Italian footballer survives 30-metre fall in 'apocalyptic' bridge collapse

Italian footballer survives 30-metre fall in 'apocalyptic' bridge collapse

Italian footballer survives 30-metre fall in 'apocalyptic' bridge collapse

The number of people killed when a bridge collapsed in the Italian port city of Genoa has risen to 38, Italy's Co-Deputy Prime Minister said on Wednesday (Aug 15).

A witness told Sky Italia television he saw "eight or nine " vehicles on the bridge when it collapsed in what he said was an "apocalyptic scene".

"I was driving along the bridge, and at a certain point I saw the road in front of me collapse, and I went down with the vehicle", he told local media.

Within hours of the disaster on a morning of torrential rain, the anti-establishment government that took office in June said the bridge collapse showed Italy needed to spend more to improve its dilapidated infrastructure, ignoring European Union budget constraints if necessary.

The Morandi bridge, which was inaugurated in 1967, is 90-metres high and just over 1km long.

"There has not been sufficient maintenance and checks, and safety work for many bridges and viaducts and bridges in Italy constructed - nearly all - during the 1960s", he said.

The "queues of cars and the volume of traffic provoke intense degradation of the bridge structure on a daily basis in rush hour, as it is subject to major demands", the report, quoted by Italian news agency Ansa, said.

"Italians have the right to modern and efficient infrastructure that accompanies them safely through their everyday lives", Mattarella said in a statement.

More than 300 rescue workers and canine crews have been sent to the scene as the search for survivors continues.

"We have a duty to plan an extraordinary measure to monitor the state of infrastructure across the country", Conte told reporters in Genoa on Tuesday.

Economic news agency Radiocor reported that Italy's motorway agency had recently launched a €20-million tender for work on the viaduct.

"These kind of tragedies can not and should not happen in a civil country", Italy's transport minister, Danilo Toninelli, told the Italian TV channel TG1. Atlantia and Autostrade did not immediately respond to requests for comment.

"This bridge has had quite a lot of maintenance work", said Ian Firth, past president of the UK-based Institution of Structural Engineers, and a structural engineer specialising in bridges.

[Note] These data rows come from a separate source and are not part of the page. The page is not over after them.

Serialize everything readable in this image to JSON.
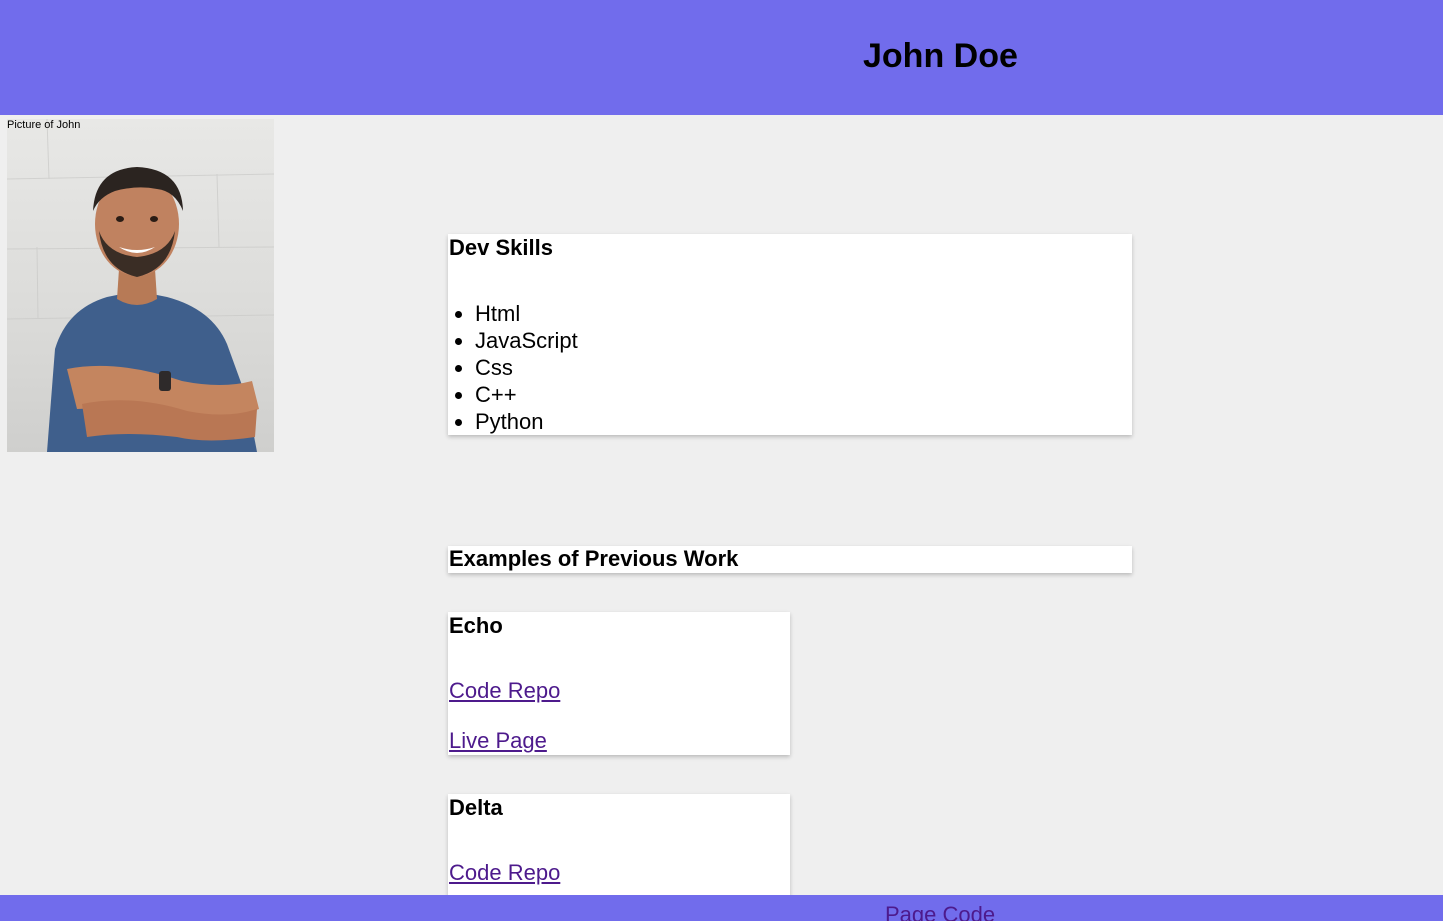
{
  "header": {
    "title": "John Doe"
  },
  "photo": {
    "alt_text": "Picture of John"
  },
  "skills": {
    "title": "Dev Skills",
    "items": [
      "Html",
      "JavaScript",
      "Css",
      "C++",
      "Python"
    ]
  },
  "work": {
    "title": "Examples of Previous Work",
    "projects": [
      {
        "name": "Echo",
        "repo_label": "Code Repo",
        "live_label": "Live Page"
      },
      {
        "name": "Delta",
        "repo_label": "Code Repo"
      }
    ]
  },
  "footer": {
    "link_label": "Page Code"
  },
  "colors": {
    "header_bg": "#716cec",
    "page_bg": "#efefef",
    "link": "#4d1a8c"
  }
}
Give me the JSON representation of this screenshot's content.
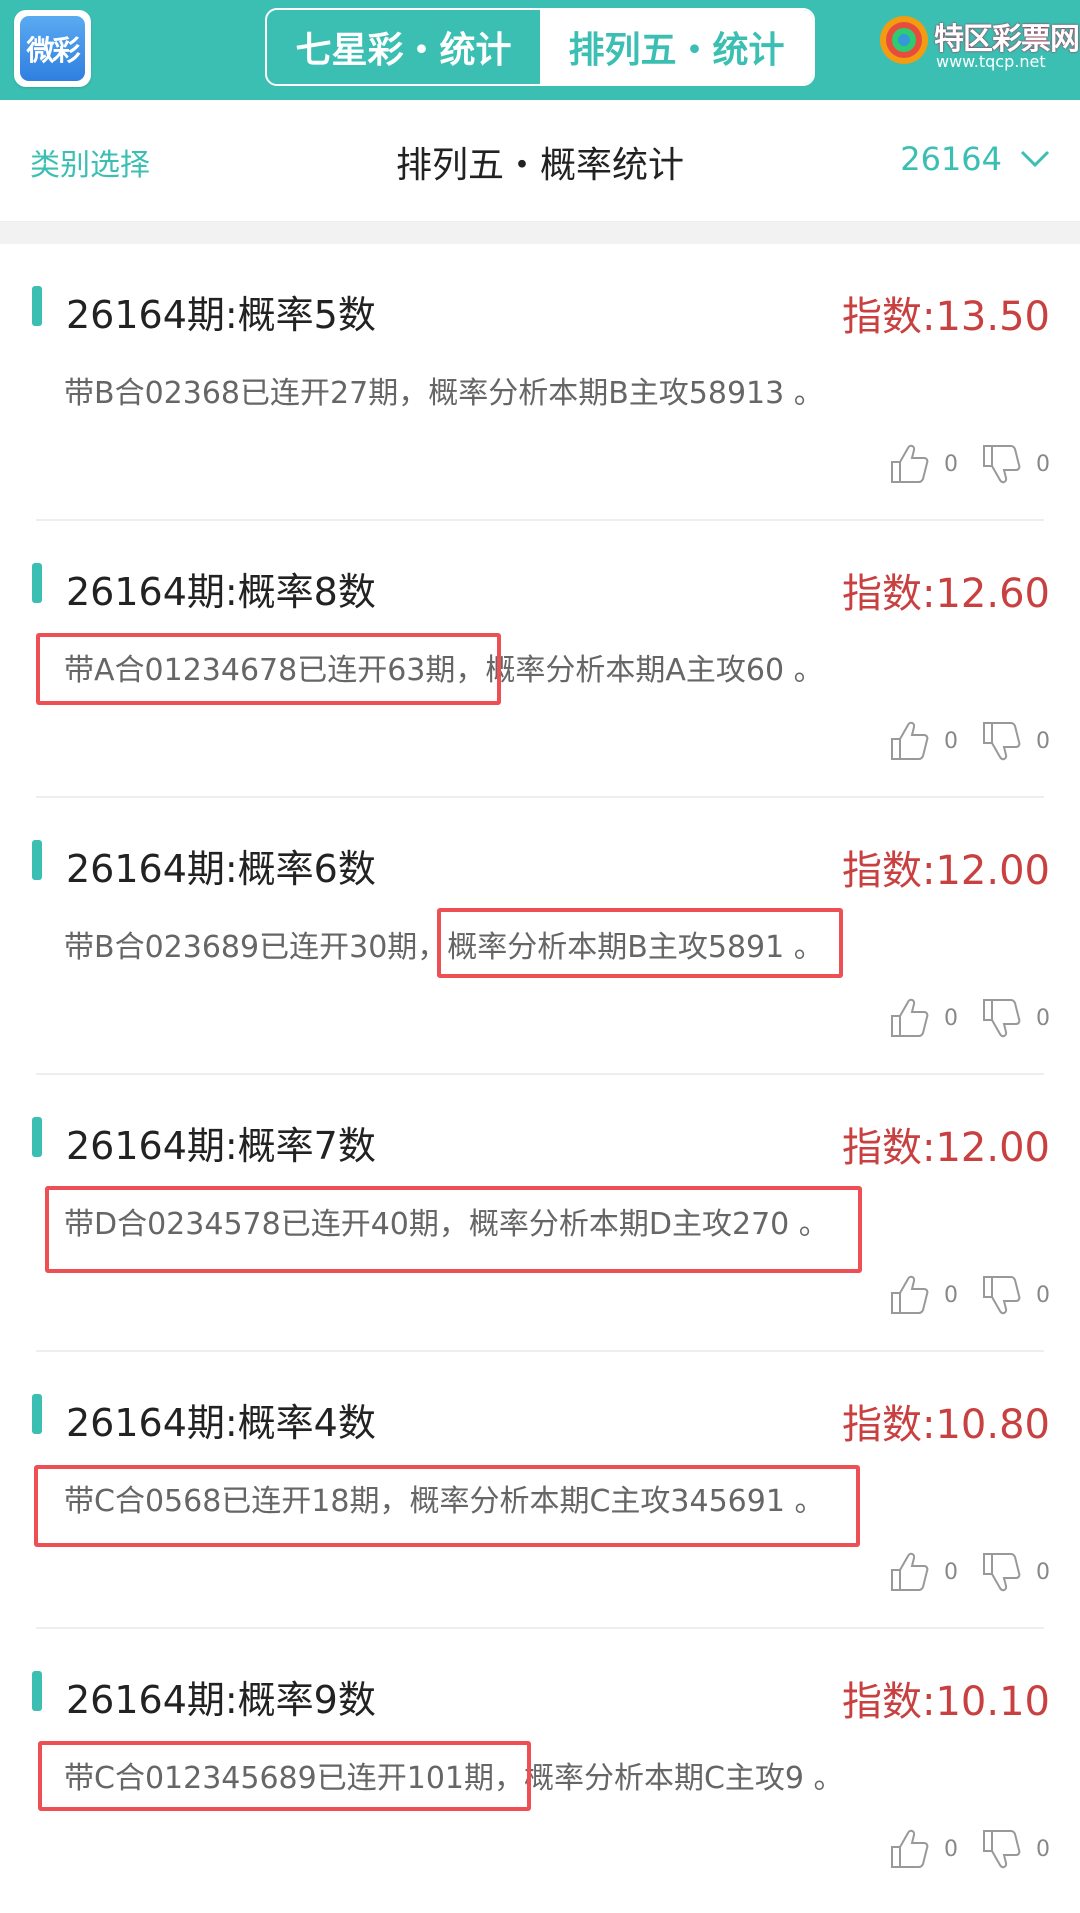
{
  "header": {
    "logo_text": "微彩",
    "tabs": [
      {
        "label": "七星彩・统计",
        "active": false
      },
      {
        "label": "排列五・统计",
        "active": true
      }
    ],
    "brand_name": "特区彩票网",
    "brand_url": "www.tqcp.net"
  },
  "subheader": {
    "category_label": "类别选择",
    "title": "排列五・概率统计",
    "issue": "26164"
  },
  "colors": {
    "accent": "#3bbfb3",
    "index_red": "#c94040",
    "highlight": "#ee4f55"
  },
  "items": [
    {
      "title": "26164期:概率5数",
      "index": "指数:13.50",
      "desc": "带B合02368已连开27期，概率分析本期B主攻58913 。",
      "likes": "0",
      "dislikes": "0",
      "highlight": "none"
    },
    {
      "title": "26164期:概率8数",
      "index": "指数:12.60",
      "desc": "带A合01234678已连开63期，概率分析本期A主攻60 。",
      "likes": "0",
      "dislikes": "0",
      "highlight": "first-clause"
    },
    {
      "title": "26164期:概率6数",
      "index": "指数:12.00",
      "desc": "带B合023689已连开30期，概率分析本期B主攻5891 。",
      "likes": "0",
      "dislikes": "0",
      "highlight": "second-clause"
    },
    {
      "title": "26164期:概率7数",
      "index": "指数:12.00",
      "desc": "带D合0234578已连开40期，概率分析本期D主攻270 。",
      "likes": "0",
      "dislikes": "0",
      "highlight": "full"
    },
    {
      "title": "26164期:概率4数",
      "index": "指数:10.80",
      "desc": "带C合0568已连开18期，概率分析本期C主攻345691 。",
      "likes": "0",
      "dislikes": "0",
      "highlight": "full"
    },
    {
      "title": "26164期:概率9数",
      "index": "指数:10.10",
      "desc": "带C合012345689已连开101期，概率分析本期C主攻9 。",
      "likes": "0",
      "dislikes": "0",
      "highlight": "first-clause"
    }
  ]
}
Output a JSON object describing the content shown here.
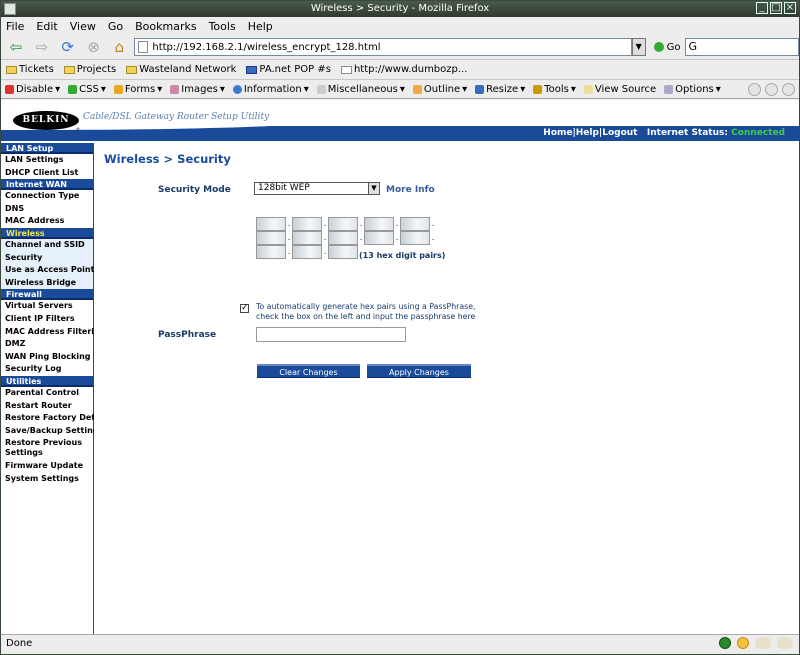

The design of the bridge has been criticized in the past.

He did not say at the time that it was in danger of collapsing, but that it required continuous maintenance and would eventually have to be torn down and replaced. Restructuring work on the bridge was carried out in 2016. The motorway it carries is a major artery from northern Italy's industrial centres to the Italian Riviera and to France's southern coast.

Autostrade said work to shore up the road foundation was being carried out at the time of the collapse.

"The tragic facts in Genoa remind us of the public investments that we so badly need", said Claudio Borghi, the League's economy spokesman.

Meanwhile Italian and French authorities are coordinating to stem the flow of trucks heading into Italy to alleviate congestion caused by the bridge collapse, the Italian State Police said in a tweet on Tuesday.

Latest News